According to calculations by military lawyers, 1st Lt. Ehren Watada, 28, could face nearly eight years in prison and a dishonorable discharge if convicted, said his attorney, Eric Seitz of Honolulu.

Watada is charged with conduct unbecoming an officer, missing movement and contempt toward officials.

Watada's father, Bob, said from his home in Hawaii that he's worried the military may send his son to prison but he's also hopeful a military court will find him innocent.

"I think his reasons were valid and we will have to see what comes of that," he said.

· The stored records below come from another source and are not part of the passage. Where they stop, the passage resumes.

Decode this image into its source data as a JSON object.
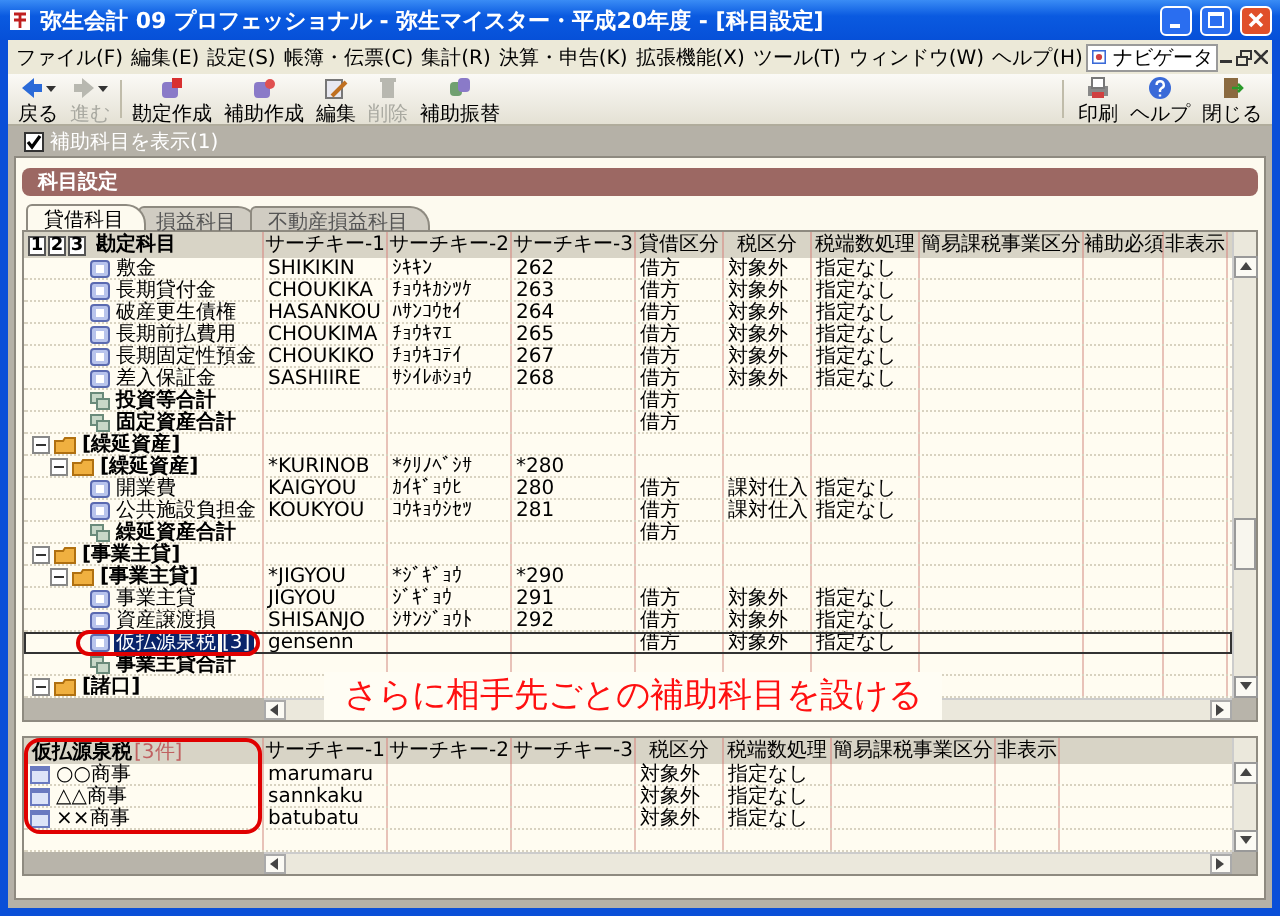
{
  "window": {
    "title": "弥生会計 09 プロフェッショナル - 弥生マイスター・平成20年度 - [科目設定]"
  },
  "menu_bar": {
    "items": [
      "ファイル(F)",
      "編集(E)",
      "設定(S)",
      "帳簿・伝票(C)",
      "集計(R)",
      "決算・申告(K)",
      "拡張機能(X)",
      "ツール(T)",
      "ウィンドウ(W)",
      "ヘルプ(H)"
    ],
    "navigator": "ナビゲータ"
  },
  "toolbar": {
    "left": [
      {
        "kind": "back",
        "label": "戻る",
        "disabled": false,
        "dropdown": true
      },
      {
        "kind": "forward",
        "label": "進む",
        "disabled": true,
        "dropdown": true
      },
      {
        "kind": "create",
        "label": "勘定作成",
        "disabled": false
      },
      {
        "kind": "subcreate",
        "label": "補助作成",
        "disabled": false
      },
      {
        "kind": "edit",
        "label": "編集",
        "disabled": false
      },
      {
        "kind": "delete",
        "label": "削除",
        "disabled": true
      },
      {
        "kind": "transfer",
        "label": "補助振替",
        "disabled": false
      }
    ],
    "right": [
      {
        "kind": "print",
        "label": "印刷",
        "disabled": false
      },
      {
        "kind": "help",
        "label": "ヘルプ",
        "disabled": false
      },
      {
        "kind": "close",
        "label": "閉じる",
        "disabled": false
      }
    ]
  },
  "show_sub_accounts": {
    "label": "補助科目を表示(1)",
    "checked": true
  },
  "panel": {
    "title": "科目設定",
    "tabs": [
      {
        "label": "貸借科目",
        "selected": true
      },
      {
        "label": "損益科目",
        "selected": false
      },
      {
        "label": "不動産損益科目",
        "selected": false
      }
    ]
  },
  "account_grid": {
    "level_buttons": [
      "1",
      "2",
      "3"
    ],
    "columns": [
      "勘定科目",
      "サーチキー-1",
      "サーチキー-2",
      "サーチキー-3",
      "貸借区分",
      "税区分",
      "税端数処理",
      "簡易課税事業区分",
      "補助必須",
      "非表示"
    ],
    "continued_rows": [
      {
        "kind": "account",
        "name": "敷金",
        "selected": false,
        "search_key_1": "SHIKIKIN",
        "search_key_2": "ｼｷｷﾝ",
        "search_key_3": "262",
        "debit_credit": "借方",
        "tax_category": "対象外",
        "tax_rounding": "指定なし"
      },
      {
        "kind": "account",
        "name": "長期貸付金",
        "selected": false,
        "search_key_1": "CHOUKIKA",
        "search_key_2": "ﾁｮｳｷｶｼﾂｹ",
        "search_key_3": "263",
        "debit_credit": "借方",
        "tax_category": "対象外",
        "tax_rounding": "指定なし"
      },
      {
        "kind": "account",
        "name": "破産更生債権",
        "selected": false,
        "search_key_1": "HASANKOU",
        "search_key_2": "ﾊｻﾝｺｳｾｲ",
        "search_key_3": "264",
        "debit_credit": "借方",
        "tax_category": "対象外",
        "tax_rounding": "指定なし"
      },
      {
        "kind": "account",
        "name": "長期前払費用",
        "selected": false,
        "search_key_1": "CHOUKIMA",
        "search_key_2": "ﾁｮｳｷﾏｴ",
        "search_key_3": "265",
        "debit_credit": "借方",
        "tax_category": "対象外",
        "tax_rounding": "指定なし"
      },
      {
        "kind": "account",
        "name": "長期固定性預金",
        "selected": false,
        "search_key_1": "CHOUKIKO",
        "search_key_2": "ﾁｮｳｷｺﾃｲ",
        "search_key_3": "267",
        "debit_credit": "借方",
        "tax_category": "対象外",
        "tax_rounding": "指定なし"
      },
      {
        "kind": "account",
        "name": "差入保証金",
        "selected": false,
        "search_key_1": "SASHIIRE",
        "search_key_2": "ｻｼｲﾚﾎｼｮｳ",
        "search_key_3": "268",
        "debit_credit": "借方",
        "tax_category": "対象外",
        "tax_rounding": "指定なし"
      },
      {
        "kind": "total",
        "name": "投資等合計",
        "selected": false,
        "debit_credit": "借方"
      },
      {
        "kind": "total",
        "name": "固定資産合計",
        "selected": false,
        "debit_credit": "借方"
      }
    ],
    "rows": [
      {
        "kind": "group",
        "name": "[繰延資産]",
        "expanded": true,
        "selected": false,
        "children": [
          {
            "kind": "group",
            "name": "[繰延資産]",
            "expanded": true,
            "selected": false,
            "search_key_1": "*KURINOB",
            "search_key_2": "*ｸﾘﾉﾍﾞｼｻ",
            "search_key_3": "*280",
            "children": [
              {
                "kind": "account",
                "name": "開業費",
                "selected": false,
                "search_key_1": "KAIGYOU",
                "search_key_2": "ｶｲｷﾞｮｳﾋ",
                "search_key_3": "280",
                "debit_credit": "借方",
                "tax_category": "課対仕入",
                "tax_rounding": "指定なし"
              },
              {
                "kind": "account",
                "name": "公共施設負担金",
                "selected": false,
                "search_key_1": "KOUKYOU",
                "search_key_2": "ｺｳｷｮｳｼｾﾂ",
                "search_key_3": "281",
                "debit_credit": "借方",
                "tax_category": "課対仕入",
                "tax_rounding": "指定なし"
              },
              {
                "kind": "total",
                "name": "繰延資産合計",
                "selected": false,
                "debit_credit": "借方"
              }
            ]
          }
        ]
      },
      {
        "kind": "group",
        "name": "[事業主貸]",
        "expanded": true,
        "selected": false,
        "children": [
          {
            "kind": "group",
            "name": "[事業主貸]",
            "expanded": true,
            "selected": false,
            "search_key_1": "*JIGYOU",
            "search_key_2": "*ｼﾞｷﾞｮｳ",
            "search_key_3": "*290",
            "children": [
              {
                "kind": "account",
                "name": "事業主貸",
                "selected": false,
                "search_key_1": "JIGYOU",
                "search_key_2": "ｼﾞｷﾞｮｳ",
                "search_key_3": "291",
                "debit_credit": "借方",
                "tax_category": "対象外",
                "tax_rounding": "指定なし"
              },
              {
                "kind": "account",
                "name": "資産譲渡損",
                "selected": false,
                "search_key_1": "SHISANJO",
                "search_key_2": "ｼｻﾝｼﾞｮｳﾄ",
                "search_key_3": "292",
                "debit_credit": "借方",
                "tax_category": "対象外",
                "tax_rounding": "指定なし"
              },
              {
                "kind": "account",
                "name": "仮払源泉税",
                "sub_count": "[3]",
                "selected": true,
                "search_key_1": "gensenn",
                "debit_credit": "借方",
                "tax_category": "対象外",
                "tax_rounding": "指定なし"
              },
              {
                "kind": "total",
                "name": "事業主貸合計",
                "selected": false
              }
            ]
          }
        ]
      },
      {
        "kind": "group",
        "name": "[諸口]",
        "expanded": true,
        "selected": false
      }
    ]
  },
  "sub_account_grid": {
    "account": "仮払源泉税",
    "count": "[3件]",
    "columns": [
      "サーチキー-1",
      "サーチキー-2",
      "サーチキー-3",
      "税区分",
      "税端数処理",
      "簡易課税事業区分",
      "非表示"
    ],
    "rows": [
      {
        "name": "○○商事",
        "search_key_1": "marumaru",
        "tax_category": "対象外",
        "tax_rounding": "指定なし"
      },
      {
        "name": "△△商事",
        "search_key_1": "sannkaku",
        "tax_category": "対象外",
        "tax_rounding": "指定なし"
      },
      {
        "name": "××商事",
        "search_key_1": "batubatu",
        "tax_category": "対象外",
        "tax_rounding": "指定なし"
      }
    ]
  },
  "callout": "さらに相手先ごとの補助科目を設ける"
}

Watada, a member of the first Stryker Brigade Combat Team, refused to go to Iraq last month after researching the war. He said he would be willing to serve in Afghanistan or elsewhere. The Army refused to allow him to resign his commission.

Watada's stance prompted rallies of support near Fort Lewis, in Seattle and in Honolulu, his hometown.

A preliminary hearing will be held to determine whether he will be court-martialed.

Watada has said he did not apply for status as a conscientious objector because he isn't opposed to war in principle, just the war in Iraq.